/---

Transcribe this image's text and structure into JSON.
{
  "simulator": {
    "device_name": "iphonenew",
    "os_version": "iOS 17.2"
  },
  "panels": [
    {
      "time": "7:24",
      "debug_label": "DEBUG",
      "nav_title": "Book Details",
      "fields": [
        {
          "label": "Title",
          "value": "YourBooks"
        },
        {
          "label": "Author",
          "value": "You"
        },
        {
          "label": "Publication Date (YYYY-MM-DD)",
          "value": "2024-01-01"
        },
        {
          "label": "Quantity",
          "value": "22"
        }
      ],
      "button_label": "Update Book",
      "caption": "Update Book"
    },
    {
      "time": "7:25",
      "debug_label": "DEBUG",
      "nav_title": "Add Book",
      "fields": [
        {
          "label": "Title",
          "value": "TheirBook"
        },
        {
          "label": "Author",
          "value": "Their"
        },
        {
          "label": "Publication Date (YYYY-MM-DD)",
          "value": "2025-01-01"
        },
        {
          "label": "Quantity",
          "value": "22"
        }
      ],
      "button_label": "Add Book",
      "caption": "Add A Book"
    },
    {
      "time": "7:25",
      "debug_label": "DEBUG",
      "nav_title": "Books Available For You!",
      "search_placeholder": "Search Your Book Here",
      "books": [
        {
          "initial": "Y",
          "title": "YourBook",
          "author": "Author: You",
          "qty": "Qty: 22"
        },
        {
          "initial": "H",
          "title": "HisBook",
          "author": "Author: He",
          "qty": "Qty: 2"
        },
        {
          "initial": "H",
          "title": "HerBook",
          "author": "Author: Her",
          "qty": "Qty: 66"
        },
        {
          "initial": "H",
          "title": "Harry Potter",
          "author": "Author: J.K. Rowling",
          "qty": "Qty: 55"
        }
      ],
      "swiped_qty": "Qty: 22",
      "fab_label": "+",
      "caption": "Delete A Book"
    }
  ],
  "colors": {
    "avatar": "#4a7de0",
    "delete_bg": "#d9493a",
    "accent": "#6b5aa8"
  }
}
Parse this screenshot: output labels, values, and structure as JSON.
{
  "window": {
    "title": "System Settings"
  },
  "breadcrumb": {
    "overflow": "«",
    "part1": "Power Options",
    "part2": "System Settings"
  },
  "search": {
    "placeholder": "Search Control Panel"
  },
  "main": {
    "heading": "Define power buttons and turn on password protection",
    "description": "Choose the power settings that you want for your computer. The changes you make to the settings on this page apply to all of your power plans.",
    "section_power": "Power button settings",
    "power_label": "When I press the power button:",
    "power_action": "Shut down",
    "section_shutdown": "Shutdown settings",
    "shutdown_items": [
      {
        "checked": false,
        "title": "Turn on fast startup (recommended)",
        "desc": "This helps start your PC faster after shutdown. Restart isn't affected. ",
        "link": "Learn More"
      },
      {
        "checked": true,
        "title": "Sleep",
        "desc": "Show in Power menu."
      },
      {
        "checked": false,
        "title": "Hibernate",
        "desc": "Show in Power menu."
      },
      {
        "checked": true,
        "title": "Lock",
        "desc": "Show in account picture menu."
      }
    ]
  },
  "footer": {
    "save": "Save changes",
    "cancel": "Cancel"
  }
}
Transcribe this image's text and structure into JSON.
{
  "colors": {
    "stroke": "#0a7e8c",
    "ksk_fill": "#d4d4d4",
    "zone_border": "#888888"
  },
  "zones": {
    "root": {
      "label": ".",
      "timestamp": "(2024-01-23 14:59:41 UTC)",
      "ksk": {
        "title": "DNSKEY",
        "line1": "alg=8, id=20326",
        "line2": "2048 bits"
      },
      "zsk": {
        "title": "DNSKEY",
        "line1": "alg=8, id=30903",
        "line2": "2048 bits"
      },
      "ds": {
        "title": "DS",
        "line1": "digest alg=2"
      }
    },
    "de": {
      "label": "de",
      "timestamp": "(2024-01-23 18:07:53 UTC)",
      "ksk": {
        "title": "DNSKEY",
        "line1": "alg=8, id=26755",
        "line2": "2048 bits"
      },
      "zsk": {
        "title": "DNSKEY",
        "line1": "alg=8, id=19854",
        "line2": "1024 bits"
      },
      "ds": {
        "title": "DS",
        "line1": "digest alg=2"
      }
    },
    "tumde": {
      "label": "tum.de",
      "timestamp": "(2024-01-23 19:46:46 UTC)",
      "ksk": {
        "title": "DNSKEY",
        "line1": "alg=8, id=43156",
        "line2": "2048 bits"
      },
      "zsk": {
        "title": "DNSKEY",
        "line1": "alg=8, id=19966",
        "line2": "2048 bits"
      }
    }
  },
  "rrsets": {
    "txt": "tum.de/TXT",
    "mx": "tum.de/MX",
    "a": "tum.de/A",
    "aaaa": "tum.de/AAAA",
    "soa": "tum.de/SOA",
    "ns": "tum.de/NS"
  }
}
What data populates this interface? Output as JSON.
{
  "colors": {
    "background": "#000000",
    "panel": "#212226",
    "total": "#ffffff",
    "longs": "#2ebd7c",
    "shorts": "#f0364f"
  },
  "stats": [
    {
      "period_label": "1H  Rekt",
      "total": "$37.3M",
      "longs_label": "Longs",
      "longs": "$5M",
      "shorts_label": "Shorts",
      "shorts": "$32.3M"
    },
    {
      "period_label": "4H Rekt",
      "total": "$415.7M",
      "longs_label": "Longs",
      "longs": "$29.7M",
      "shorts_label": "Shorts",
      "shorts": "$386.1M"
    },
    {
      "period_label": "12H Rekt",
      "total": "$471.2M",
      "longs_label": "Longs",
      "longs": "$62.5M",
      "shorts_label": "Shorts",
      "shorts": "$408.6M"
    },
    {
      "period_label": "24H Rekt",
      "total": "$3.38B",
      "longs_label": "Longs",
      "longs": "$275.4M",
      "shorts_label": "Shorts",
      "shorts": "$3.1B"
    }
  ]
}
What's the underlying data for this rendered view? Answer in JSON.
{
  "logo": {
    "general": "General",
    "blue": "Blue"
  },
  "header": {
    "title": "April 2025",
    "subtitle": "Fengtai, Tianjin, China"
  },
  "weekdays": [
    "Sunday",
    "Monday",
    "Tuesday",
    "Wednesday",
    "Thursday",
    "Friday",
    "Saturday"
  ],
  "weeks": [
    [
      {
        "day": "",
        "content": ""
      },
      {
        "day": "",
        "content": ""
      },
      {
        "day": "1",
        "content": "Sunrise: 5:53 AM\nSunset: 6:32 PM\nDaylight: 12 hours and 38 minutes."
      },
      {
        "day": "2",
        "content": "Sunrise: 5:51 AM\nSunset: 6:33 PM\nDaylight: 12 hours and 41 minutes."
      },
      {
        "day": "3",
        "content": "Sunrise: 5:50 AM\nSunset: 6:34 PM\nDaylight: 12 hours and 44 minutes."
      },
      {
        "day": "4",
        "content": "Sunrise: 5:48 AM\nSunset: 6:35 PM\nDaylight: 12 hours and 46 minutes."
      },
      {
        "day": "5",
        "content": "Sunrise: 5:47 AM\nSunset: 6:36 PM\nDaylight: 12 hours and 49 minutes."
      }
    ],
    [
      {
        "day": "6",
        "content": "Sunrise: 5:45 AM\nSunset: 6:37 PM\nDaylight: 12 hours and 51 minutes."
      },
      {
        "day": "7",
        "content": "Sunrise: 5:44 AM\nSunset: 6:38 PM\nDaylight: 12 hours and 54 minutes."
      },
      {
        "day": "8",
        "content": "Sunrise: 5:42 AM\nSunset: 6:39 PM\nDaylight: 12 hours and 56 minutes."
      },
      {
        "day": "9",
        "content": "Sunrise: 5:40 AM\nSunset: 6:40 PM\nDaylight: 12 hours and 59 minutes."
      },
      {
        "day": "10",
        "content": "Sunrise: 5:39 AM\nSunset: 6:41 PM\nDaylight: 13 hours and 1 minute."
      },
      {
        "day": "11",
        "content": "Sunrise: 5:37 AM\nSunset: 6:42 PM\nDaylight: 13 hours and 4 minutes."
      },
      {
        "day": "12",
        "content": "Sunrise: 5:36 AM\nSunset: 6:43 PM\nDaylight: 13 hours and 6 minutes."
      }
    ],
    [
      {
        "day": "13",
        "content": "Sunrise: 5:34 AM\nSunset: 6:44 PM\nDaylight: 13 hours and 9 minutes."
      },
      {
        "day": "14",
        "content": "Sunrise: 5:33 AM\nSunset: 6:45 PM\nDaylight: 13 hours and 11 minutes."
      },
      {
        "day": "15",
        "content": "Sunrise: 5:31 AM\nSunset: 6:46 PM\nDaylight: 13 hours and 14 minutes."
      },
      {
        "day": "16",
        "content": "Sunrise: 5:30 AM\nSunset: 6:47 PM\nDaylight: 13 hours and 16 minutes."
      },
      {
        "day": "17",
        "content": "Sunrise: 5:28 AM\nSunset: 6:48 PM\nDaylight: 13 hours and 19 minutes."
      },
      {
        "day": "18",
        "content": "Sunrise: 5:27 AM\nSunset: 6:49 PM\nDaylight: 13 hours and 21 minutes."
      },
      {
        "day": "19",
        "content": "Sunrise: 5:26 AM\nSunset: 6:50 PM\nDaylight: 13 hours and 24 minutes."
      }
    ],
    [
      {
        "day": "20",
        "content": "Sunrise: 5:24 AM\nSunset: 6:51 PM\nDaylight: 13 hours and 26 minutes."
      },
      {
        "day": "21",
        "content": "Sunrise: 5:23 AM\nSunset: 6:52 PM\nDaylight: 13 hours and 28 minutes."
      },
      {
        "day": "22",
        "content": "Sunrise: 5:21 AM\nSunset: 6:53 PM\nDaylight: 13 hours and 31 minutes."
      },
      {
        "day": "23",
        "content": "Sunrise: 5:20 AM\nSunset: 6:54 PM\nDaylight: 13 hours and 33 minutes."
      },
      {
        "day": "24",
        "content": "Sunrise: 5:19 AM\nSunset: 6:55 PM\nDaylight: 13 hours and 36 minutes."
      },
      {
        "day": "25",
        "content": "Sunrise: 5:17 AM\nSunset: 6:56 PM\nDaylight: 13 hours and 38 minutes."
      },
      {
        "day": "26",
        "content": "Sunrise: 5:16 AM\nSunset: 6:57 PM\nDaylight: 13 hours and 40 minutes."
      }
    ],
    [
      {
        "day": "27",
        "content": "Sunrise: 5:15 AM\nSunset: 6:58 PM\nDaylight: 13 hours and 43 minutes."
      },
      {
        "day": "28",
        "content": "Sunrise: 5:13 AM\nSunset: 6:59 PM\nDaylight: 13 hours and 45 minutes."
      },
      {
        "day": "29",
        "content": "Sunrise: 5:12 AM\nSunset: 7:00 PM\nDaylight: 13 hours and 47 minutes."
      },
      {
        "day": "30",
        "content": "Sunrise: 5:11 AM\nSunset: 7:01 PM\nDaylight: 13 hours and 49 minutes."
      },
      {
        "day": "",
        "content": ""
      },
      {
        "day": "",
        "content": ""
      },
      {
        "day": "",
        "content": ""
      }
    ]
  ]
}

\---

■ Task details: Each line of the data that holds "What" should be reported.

■ Response:
What data populates this interface? Output as JSON.
What's the underlying data for this rendered view? Answer in JSON.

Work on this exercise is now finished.